Creative fire management can increase habitat for grazing animals in national parks
A recent paper by scientists from Wits University in South Africa shows how creative fire management can increase habitat for wildebeest and other grazing animals in national parks.
The work, published in the Journal of Applied Ecology shows that small, repeated fires can have a concentrating effect on animals, and create ’grazing-lawn ecosystems’ where food quality is higher and herbivores can see predators from further away.
Navashni Govender from the South African National Parks (SANParks) joined up with prof Sally Archibald from Wits University and prof Catherine Parr from the University of Liverpool. Together with a team of graduate students and technicians, and with the support of Working on Fire, Govender, Archibald and Parr set up a large-scale experiment near Satara Restcamp in the Kruger Park in 2013.
Over the following three years fires of varying sizes were lit annually in the early- and late-dry season of each year and the type and number of grazers visiting burns was monitored by looking for the presence of dung on burn sites. The response of grass to the grazing herds was also measured with plots that were never burnt, used to compare any changes.
“After 5 years the results are conclusive,” says Archibald. “Our PhD student, Jason Donaldson, has shown that all grazers increase their use of small burns (<25ha) after a fire and that the number of animals on these smaller burns is large enough to keep the grass short and palatable for longer periods.”
Wildebeest remained on these small burns and actively selected them over areas where burns were absent, and grass was taller. The continued high number of wildebeest on small burn patches ultimately kept grass very short (<5 cm) over large areas of the plots and made it impossible for plots to be burnt again. This is in contrast to the large, landscape fires that generally occur in this system, which only create good habitat for wildebeest for a few weeks after the fire.
The collaborators are now investigating whether smaller animals, like grasshoppers, benefit from the management intervention, and have found three families that were unique to short-grazed patches, increasing biodiversity overall.
“The research adds to a growing understanding of the interactions between fire, grazers and grass structure and function in savannas, and highlights the importance of understanding feedback between fire management policies and wild herbivores,” says Donaldson. “The collaborators have been testing this management tool in other ecosystems in Africa, and are also, with collaborators from the University of Pretoria, exploring what this means for rangeland systems where cattle, not wildebeest are the dominant grazers.”

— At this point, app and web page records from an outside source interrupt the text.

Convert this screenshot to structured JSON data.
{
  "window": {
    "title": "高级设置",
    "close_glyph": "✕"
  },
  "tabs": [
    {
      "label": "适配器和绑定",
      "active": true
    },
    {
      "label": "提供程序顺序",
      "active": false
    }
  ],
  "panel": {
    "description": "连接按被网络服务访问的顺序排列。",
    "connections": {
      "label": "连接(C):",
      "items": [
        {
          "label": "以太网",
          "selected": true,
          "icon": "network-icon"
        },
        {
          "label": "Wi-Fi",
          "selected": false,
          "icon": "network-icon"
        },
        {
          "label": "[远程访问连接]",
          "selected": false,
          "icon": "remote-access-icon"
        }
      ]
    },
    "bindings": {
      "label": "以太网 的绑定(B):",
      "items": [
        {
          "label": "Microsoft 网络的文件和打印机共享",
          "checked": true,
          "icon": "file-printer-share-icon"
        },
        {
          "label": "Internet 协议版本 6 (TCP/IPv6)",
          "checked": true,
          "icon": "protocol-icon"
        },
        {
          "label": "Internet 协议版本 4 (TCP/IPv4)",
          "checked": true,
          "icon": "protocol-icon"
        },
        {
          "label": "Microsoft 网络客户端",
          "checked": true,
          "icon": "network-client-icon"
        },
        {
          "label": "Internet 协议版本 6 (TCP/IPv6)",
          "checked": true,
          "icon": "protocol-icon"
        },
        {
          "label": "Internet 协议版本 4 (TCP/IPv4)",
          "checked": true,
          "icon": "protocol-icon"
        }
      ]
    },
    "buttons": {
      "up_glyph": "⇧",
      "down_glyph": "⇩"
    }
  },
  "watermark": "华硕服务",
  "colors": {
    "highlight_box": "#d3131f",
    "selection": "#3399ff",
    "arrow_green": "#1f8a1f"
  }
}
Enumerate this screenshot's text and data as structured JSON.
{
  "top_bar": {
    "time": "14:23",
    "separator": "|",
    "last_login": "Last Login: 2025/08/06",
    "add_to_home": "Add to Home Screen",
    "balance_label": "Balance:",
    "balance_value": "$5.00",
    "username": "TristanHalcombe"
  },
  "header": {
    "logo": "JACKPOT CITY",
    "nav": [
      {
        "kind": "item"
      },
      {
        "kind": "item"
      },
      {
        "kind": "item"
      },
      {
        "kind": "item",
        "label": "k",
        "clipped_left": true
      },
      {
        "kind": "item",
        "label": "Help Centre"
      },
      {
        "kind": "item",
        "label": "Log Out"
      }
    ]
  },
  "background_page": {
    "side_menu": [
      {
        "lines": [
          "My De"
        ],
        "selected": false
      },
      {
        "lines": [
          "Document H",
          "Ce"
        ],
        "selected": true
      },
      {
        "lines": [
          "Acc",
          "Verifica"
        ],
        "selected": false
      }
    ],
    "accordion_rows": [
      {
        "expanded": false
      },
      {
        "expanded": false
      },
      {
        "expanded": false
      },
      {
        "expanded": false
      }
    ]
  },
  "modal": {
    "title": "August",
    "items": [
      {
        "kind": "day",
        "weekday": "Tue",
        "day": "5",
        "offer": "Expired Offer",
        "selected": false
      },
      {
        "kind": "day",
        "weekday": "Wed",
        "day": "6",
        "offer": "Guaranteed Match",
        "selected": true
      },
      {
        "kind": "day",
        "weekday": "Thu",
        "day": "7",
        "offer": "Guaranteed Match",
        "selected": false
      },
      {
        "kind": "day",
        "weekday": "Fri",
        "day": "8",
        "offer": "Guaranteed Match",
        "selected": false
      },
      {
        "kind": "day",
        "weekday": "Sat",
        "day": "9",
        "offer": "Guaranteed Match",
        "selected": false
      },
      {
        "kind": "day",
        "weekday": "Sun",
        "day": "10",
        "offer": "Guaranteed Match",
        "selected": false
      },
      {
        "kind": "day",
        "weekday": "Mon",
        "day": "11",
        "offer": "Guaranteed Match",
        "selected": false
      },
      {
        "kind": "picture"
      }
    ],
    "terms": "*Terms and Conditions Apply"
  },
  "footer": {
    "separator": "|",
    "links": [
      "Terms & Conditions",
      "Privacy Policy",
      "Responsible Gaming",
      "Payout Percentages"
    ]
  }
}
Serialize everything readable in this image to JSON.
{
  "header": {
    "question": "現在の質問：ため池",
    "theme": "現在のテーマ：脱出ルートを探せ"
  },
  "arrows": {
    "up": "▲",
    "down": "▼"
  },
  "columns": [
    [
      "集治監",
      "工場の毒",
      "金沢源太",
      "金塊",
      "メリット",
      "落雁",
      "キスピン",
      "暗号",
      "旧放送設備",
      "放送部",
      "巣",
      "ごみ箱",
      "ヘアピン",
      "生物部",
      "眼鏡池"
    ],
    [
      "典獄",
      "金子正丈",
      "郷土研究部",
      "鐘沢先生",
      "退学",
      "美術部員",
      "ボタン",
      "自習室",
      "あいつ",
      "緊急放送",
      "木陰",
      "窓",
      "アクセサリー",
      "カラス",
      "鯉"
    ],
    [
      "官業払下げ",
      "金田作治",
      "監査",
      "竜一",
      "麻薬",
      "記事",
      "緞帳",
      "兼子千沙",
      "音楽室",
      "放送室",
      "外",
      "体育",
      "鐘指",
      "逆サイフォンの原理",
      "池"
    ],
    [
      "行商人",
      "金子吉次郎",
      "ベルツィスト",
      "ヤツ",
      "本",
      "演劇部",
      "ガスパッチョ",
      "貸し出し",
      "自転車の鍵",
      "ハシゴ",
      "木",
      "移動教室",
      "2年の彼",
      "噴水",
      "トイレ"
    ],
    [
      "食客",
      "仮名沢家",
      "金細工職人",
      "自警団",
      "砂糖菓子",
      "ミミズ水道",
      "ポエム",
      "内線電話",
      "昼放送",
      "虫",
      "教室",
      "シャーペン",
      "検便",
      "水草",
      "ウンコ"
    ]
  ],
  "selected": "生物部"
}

Fire management may seem like a contradictory idea to some, who view it as a destructive force of nature, but humans have been making use of the effect of fire on vegetation structure and animal movement since before the rise of modern man.
Modern-day land managers still rely heavily on fire to manage grasslands in Africa with commercial farmers and migratory pastoralists both burning savannas to provide fresh growth for livestock and to keep areas clear of thick brush.
The Kruger National Park is exploring the possibility of using this new insight to manage the southern Basalt plains, which are notoriously low in animals despite their high soil fertility.